If someone is injured or killed while using a piece of software, should the developer be held legally responsible? Traditionally, the law provides substantial protection for tech companies from civil lawsuits related to user actions. However, a recent ruling from a federal appeals court suggests changes may be on the horizon.
How the Snapchat Speed Filter Resulted in Three Deaths
In May 2017, three teenagers in Walworth County, Wisconsin, were involved in a fatal accident. Prior to losing control of the vehicle, and crashing into a tree, the 17-year-old driver had reached speeds exceeding 120 miles an hour.
Data later obtained, revealed shortly before the crash occurred, a passenger in the vehicle opened the Snapchat Speed Filter. It’s a controversial feature that documents and posts the speed of whatever vehicle the user is in. Higher speeds often receive increased engagement.
Following the accident, the driver’s parents filed a lawsuit against Snap Inc., the parent company of Snapchat. The suit alleges Snap Inc. knew the Speed Filter encouraged dangerous behavior, and they ultimately shared some responsibility for the crash.
The Lawsuit’s Journey Through the Legal System

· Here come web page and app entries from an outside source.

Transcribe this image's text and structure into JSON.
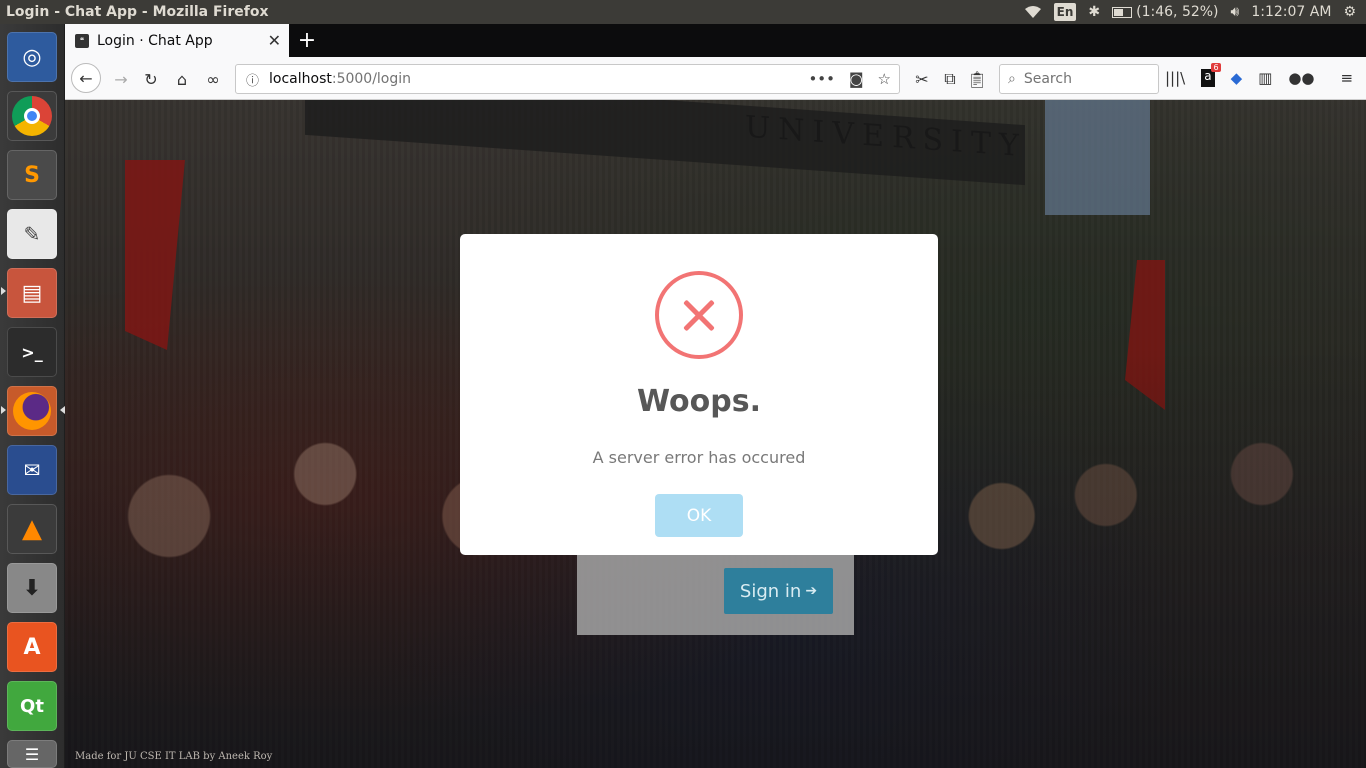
{
  "window": {
    "title": "Login - Chat App - Mozilla Firefox"
  },
  "panel": {
    "lang": "En",
    "battery": "(1:46, 52%)",
    "clock": "1:12:07 AM"
  },
  "browser": {
    "tab_title": "Login · Chat App",
    "url_host": "localhost",
    "url_path": ":5000/login",
    "search_placeholder": "Search",
    "badge_count": "6"
  },
  "page": {
    "banner_text": "UNIVERSITY",
    "signin_label": "Sign in",
    "footer": "Made for JU CSE IT LAB by Aneek Roy"
  },
  "modal": {
    "title": "Woops.",
    "text": "A server error has occured",
    "ok_label": "OK",
    "accent_color": "#f27474",
    "button_color": "#aedef4"
  },
  "launcher": {
    "items": [
      "ubuntu-dash",
      "chrome",
      "sublime-text",
      "text-editor",
      "files",
      "terminal",
      "firefox",
      "mail",
      "vlc",
      "installer",
      "software-center",
      "qt-creator",
      "stack"
    ]
  }
}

Initially, the lawsuit was dismissed, with the judge citing Section 230 of the Communications Decency Act. It provides extensive immunity for tech companies, including social media companies, from libel and civil suits related to the content users create and post. The dismissal wasn’t surprising, as Section 230 is frequently used to shield tech companies from similar suits.
However, what happened next shocked most legal experts. A three-judge panel of the 9th US Circuit Court of Appeals reversed the decision, allowing the parents to continue with their suit against Snap Inc. The court stated Section 230 only applies to content created by users, but the Speed Filter was created by Snapchat.

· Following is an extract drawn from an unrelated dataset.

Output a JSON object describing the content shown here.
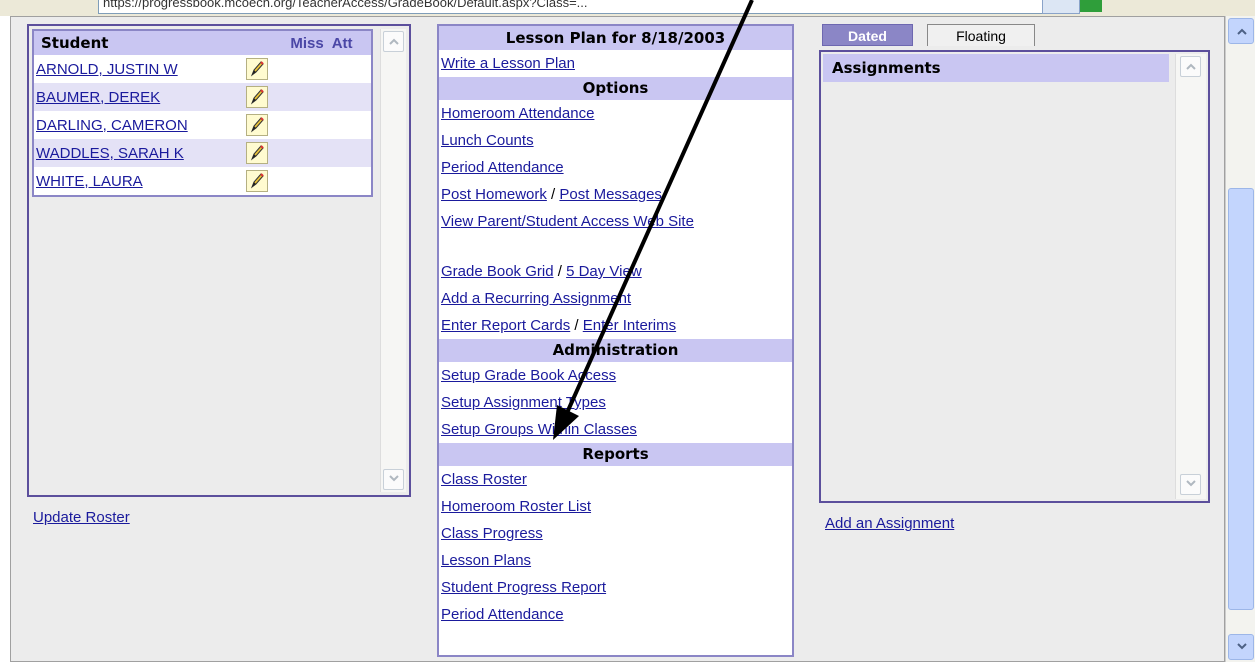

The Future of Liability Law for Tech Companies
In 2019, victims’ right lawyer Carrie Goldberg brought a similar suit against Grinder, claiming the company failed to exercise proper care in protecting the public from injury and harm. The suit was ultimately rejected by the 2nd US Circuit Court of Appeals, which cited Section 230. However, now that the 9th Circuit Court has interpreted the section in a different way, additional lawsuits against tech companies are likely.
“The recent ruling invites other plaintiffs to test how narrowly the courts define Section 230,” said Attorney Jason Schneider of Schneider Hammers. “Without 230 acting as a shield, it is conceivable that future suits will have an easier time getting in front of a jury, which is generally what tech companies hope to avoid if they are sued.”
The Snapchat case does have some unique and contradictory attributes. In one sense, the company’s status as a publisher is irrelevant, because they created the Speed Filter, so Section 230 does not apply, making the company legally liable. However, because the user posted on Snapchat, Section 230, at least in theory, offers the company legal protection.
Currently, the 9th and 2nd Circuit Courts have issued different interpretations on Section 230’s legal shielding. Many legal experts believe the Supreme Court will eventually step in, with Clarence Thomas already signaling a willingness to weigh in.
Who is legally responsible when someone posts irresponsible content? Is the user completely at fault, or do the actions of the publishing platform also play a role? Tech companies, content creators, and many others remain eager to learn if and how current laws will change.